One of the points that has been stressed the most over the course of this list of secrets is how not-so-clean grocery stores really are. From little creatures roaming around the store to questionable meat, you have to be very careful, whatever you buy. But, at the end of the day, it all comes down to the final step of your shopping experience, the conveyor belt. The apparently very dirty and rarely cleaned conveyor belt. According to many former employees, these belts might just be the dirtiest thing in the whole store. The cashiers don’t a lot of free time to clean them, and even if they do their best to keep it as clean as possible, it’s never going to be completely free of germs. And even so, belts are so porous, you could scrub them day and night, but never get them fully clean. This is why you probably shouldn’t ever put loose produce – produce not in a plastic bag – on the belt – especially not on busy days. Just think about everything that’s been on it: leaking raw meat juices, milk, sticky spots, seafood water, and so much more that flies under the radar. The best advice? Clean everything that touches that belt; better to be safe than sorry!
1. Pre-Cut Is Not Worth It
Since we all live busy lives, it’s nice to know that there are ways for us to make our days a little easier. However, sometimes, cutting corners might not be to your advantage – at least, not when it comes to cutting vegetables. A lot of people resort to buying pre-chopped fruits and veggies to save some preparation time.
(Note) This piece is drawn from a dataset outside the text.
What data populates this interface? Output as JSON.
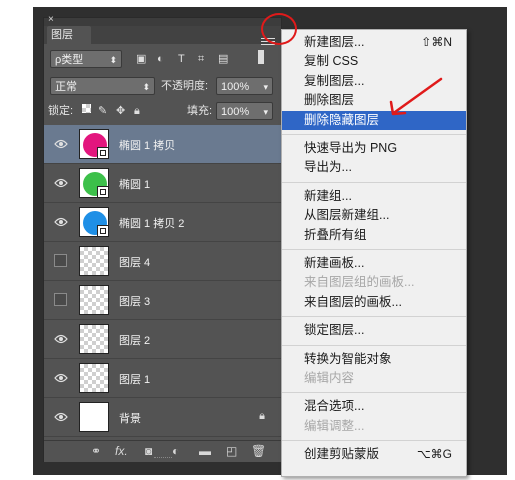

While, in theory, it sounds like the perfect solution, it turns out that the price of convenience isn’t at all cheap. Sure, they are equally nutritious and contain all the same stuff as the regular, uncut ones, but you might be paying way more than you realize. It only takes a couple of minutes to properly wash and cut your vegetables, but if you opt for the pre-cut version, not only are you getting a smaller portion for a much higher price, but you’re also usually getting a less fresh product. Another downside to the pre-cut produce packages? A higher risk of contamination. About half of all foodborne illnesses in the U.S. stem from fresh produce contaminated with salmonella, E. coli, or listeria. The more the product is handled, the greater the chance of becoming contaminated. And, to top everything off, the pre-cut produce has a shorter shelf-life and comes with a lot of plastic packaging. In conclusion, if it only takes five minutes to prepare, save the convenience and save the money and buy the whole thing.